Table-books written upon with styles were not entirely laid aside in Chaucer's time, who describes them in his Sompner's tale:
« His fellow had a staffe tipp'd with horne,
of all folke, that gave hem any good.” By the word pen in the translation of the Bible, we must understand an iron style. Table-books of ivory are still used for memoranda, written with black – lead pencils. The Romans used ivory to write the edicts of the senate on, with a black colour; and the expression of libris elephantinis, which some authors imagine alludes to books that for their size were called elephantine, were most probably composed of ivory, the tusk of the elephant: among the Romans they were undoubtedly scarce.
The pumice stone was a writing-material of the ancients; they used it to smooth the roughness of the parchment, or to sharpen their reeds.
In the progress of time the art of writing consisted in painting with different kinds of ink.
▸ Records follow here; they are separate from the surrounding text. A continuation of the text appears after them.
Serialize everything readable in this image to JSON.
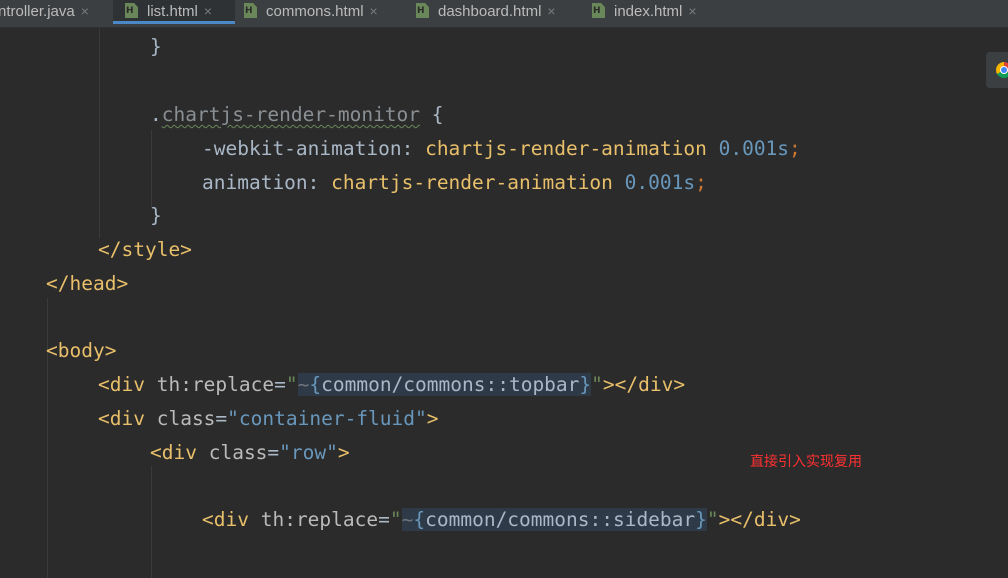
{
  "tabs": [
    {
      "name": "ntroller.java",
      "icon": "java-file-icon",
      "active": false
    },
    {
      "name": "list.html",
      "icon": "html-file-icon",
      "active": true
    },
    {
      "name": "commons.html",
      "icon": "html-file-icon",
      "active": false
    },
    {
      "name": "dashboard.html",
      "icon": "html-file-icon",
      "active": false
    },
    {
      "name": "index.html",
      "icon": "html-file-icon",
      "active": false
    }
  ],
  "tab_close_glyph": "×",
  "tab_file_letter": "H",
  "code": {
    "l1_brace": "}",
    "l3_selector_dot": ".",
    "l3_selector": "chartjs-render-monitor",
    "l3_open": " {",
    "l4_prop": "-webkit-animation:",
    "l4_value": "chartjs-render-animation",
    "l4_num": "0.001s",
    "l4_semi": ";",
    "l5_prop": "animation:",
    "l5_value": "chartjs-render-animation",
    "l5_num": "0.001s",
    "l5_semi": ";",
    "l6_brace": "}",
    "l7_style_close": "</style>",
    "l8_head_close": "</head>",
    "l10_body_open": "<body>",
    "l11_open": "<div",
    "l11_attr": "th:replace",
    "l11_eq": "=",
    "l11_q1": "\"",
    "l11_tilde": "~",
    "l11_lb": "{",
    "l11_expr": "common/commons::topbar",
    "l11_rb": "}",
    "l11_q2": "\"",
    "l11_close": "></div>",
    "l12_open": "<div",
    "l12_attr": "class",
    "l12_eq": "=",
    "l12_val": "\"container-fluid\"",
    "l12_close": ">",
    "l13_open": "<div",
    "l13_attr": "class",
    "l13_eq": "=",
    "l13_val": "\"row\"",
    "l13_close": ">",
    "l15_open": "<div",
    "l15_attr": "th:replace",
    "l15_eq": "=",
    "l15_q1": "\"",
    "l15_tilde": "~",
    "l15_lb": "{",
    "l15_expr": "common/commons::sidebar",
    "l15_rb": "}",
    "l15_q2": "\"",
    "l15_close": "></div>"
  },
  "annotation": "直接引入实现复用",
  "side_widget_icon": "chrome-icon"
}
This novel mode of writing occasioned them to invent other materials proper to receive their writing; the thin bark of certajn trees and plants, or linen; and at length, when this was found apt to become mouldy, they prepared the skins of animals. Those of asses are still in use; and on the dried skins of serpents were once written the Iliad and Odyssey. The first place where they began to dress these skins was Peryamus, in Asia; whence the Latin name is derived of Pergamenae or parchment. These skins are, however, better known amongst the authors of the purest Latin under the name of membrana; so called from the membranes of various animals of which they were composed. The ancients had parchments of three different colours, white, yellow, and purple. At Rome white parchment was disliked, because it was more subject to be soiled than the others, and dazzled the eye. They generally wrote in letters of gold and silver on purple or violet parchment. This custom continued in the early ages of the church; and copies of the evangelists of this kind are preserved in the British Museum.
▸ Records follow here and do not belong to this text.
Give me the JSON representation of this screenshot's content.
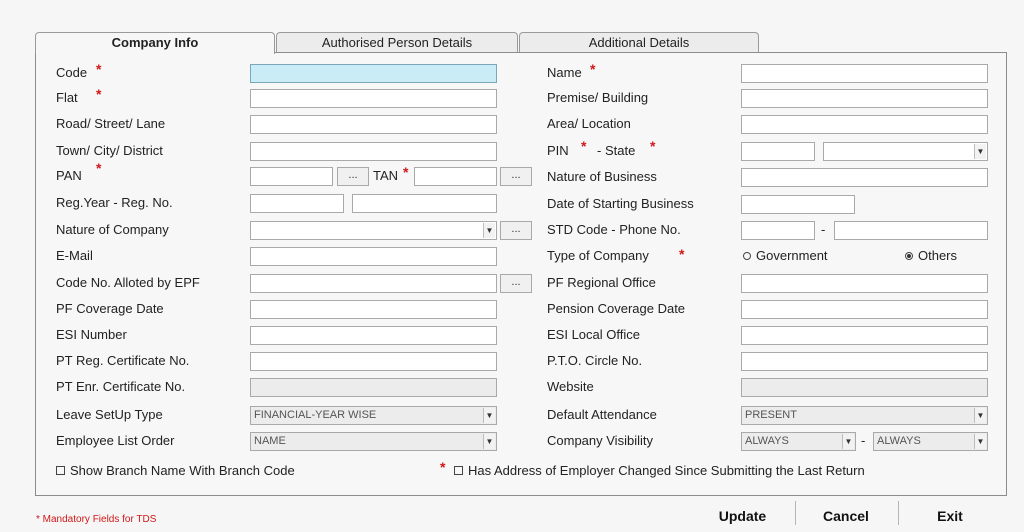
{
  "tabs": [
    {
      "label": "Company Info"
    },
    {
      "label": "Authorised Person Details"
    },
    {
      "label": "Additional Details"
    }
  ],
  "left": {
    "code": "Code",
    "flat": "Flat",
    "road": "Road/ Street/ Lane",
    "town": "Town/ City/ District",
    "pan": "PAN",
    "tan": "TAN",
    "reg": "Reg.Year - Reg. No.",
    "nature_company": "Nature of Company",
    "email": "E-Mail",
    "code_epf": "Code No. Alloted by EPF",
    "pf_cov": "PF Coverage Date",
    "esi_num": "ESI Number",
    "pt_reg": "PT Reg. Certificate No.",
    "pt_enr": "PT Enr. Certificate No.",
    "leave_setup": "Leave SetUp Type",
    "emp_order": "Employee List Order"
  },
  "right": {
    "name": "Name",
    "premise": "Premise/ Building",
    "area": "Area/ Location",
    "pin": "PIN",
    "state": "- State",
    "nature_business": "Nature of Business",
    "date_start": "Date of Starting Business",
    "std_phone": "STD Code - Phone No.",
    "type_company": "Type of Company",
    "pf_regional": "PF Regional Office",
    "pension_cov": "Pension Coverage Date",
    "esi_local": "ESI Local Office",
    "pto": "P.T.O. Circle No.",
    "website": "Website",
    "default_att": "Default Attendance",
    "company_vis": "Company Visibility"
  },
  "selects": {
    "leave_setup": "FINANCIAL-YEAR WISE",
    "emp_order": "NAME",
    "default_att": "PRESENT",
    "vis1": "ALWAYS",
    "vis2": "ALWAYS"
  },
  "radios": {
    "government": "Government",
    "others": "Others"
  },
  "checks": {
    "branch": "Show Branch Name With Branch Code",
    "address": "Has Address of Employer Changed Since Submitting the Last Return"
  },
  "misc": {
    "dots": "...",
    "dash": "-",
    "star": "*"
  },
  "buttons": {
    "update": "Update",
    "cancel": "Cancel",
    "exit": "Exit"
  },
  "footer": "* Mandatory Fields for TDS"
}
When the Egyptians employed for writing the bark of a plant or reed, called papyrus, or paper - rush, it superseded all former modes, for its convenience. Formerly it grew in great quantities on the sides of the Nile. This plant has given its name to our paper, although the latter is now composed of linen and rags, and formerly had been of cotton - wool, which was but brittle and yellow; and improved by using cotton rags, which they glazed. After the eighth century the papyrus was superseded by parchment. The Chinese make their paper with silk. The use of paper is of great antiquity. It is what the ancient Latinists call charta or chartae. Before the use of parchment and paper passed to the Romans, they used the thin peel found between the wood and the bark of trees. This skinny substance they called liber, from whence the Latin word liber, a book, and library and librarian in the European languages, and the French livre for book; but we of northern origin derive our book from the Danish bog, the beech-tree, because that being the most plentiful in Denmark was used to engrave on. Anciently, instead of folding this bark, this parchment or paper, as we fold ours, they rolled it according as they wrote on it; and the Latin name which they gave these rolls has passed into our language as the others. We say a volum or volumes, ugh our books are composed of leaves bound together. The books of the ancients on the shelves of their libraries were rolled up on a pin and placed erect, titled on the outside in red letters, or rubrics, and appeared like a number of small pillars on the shelves.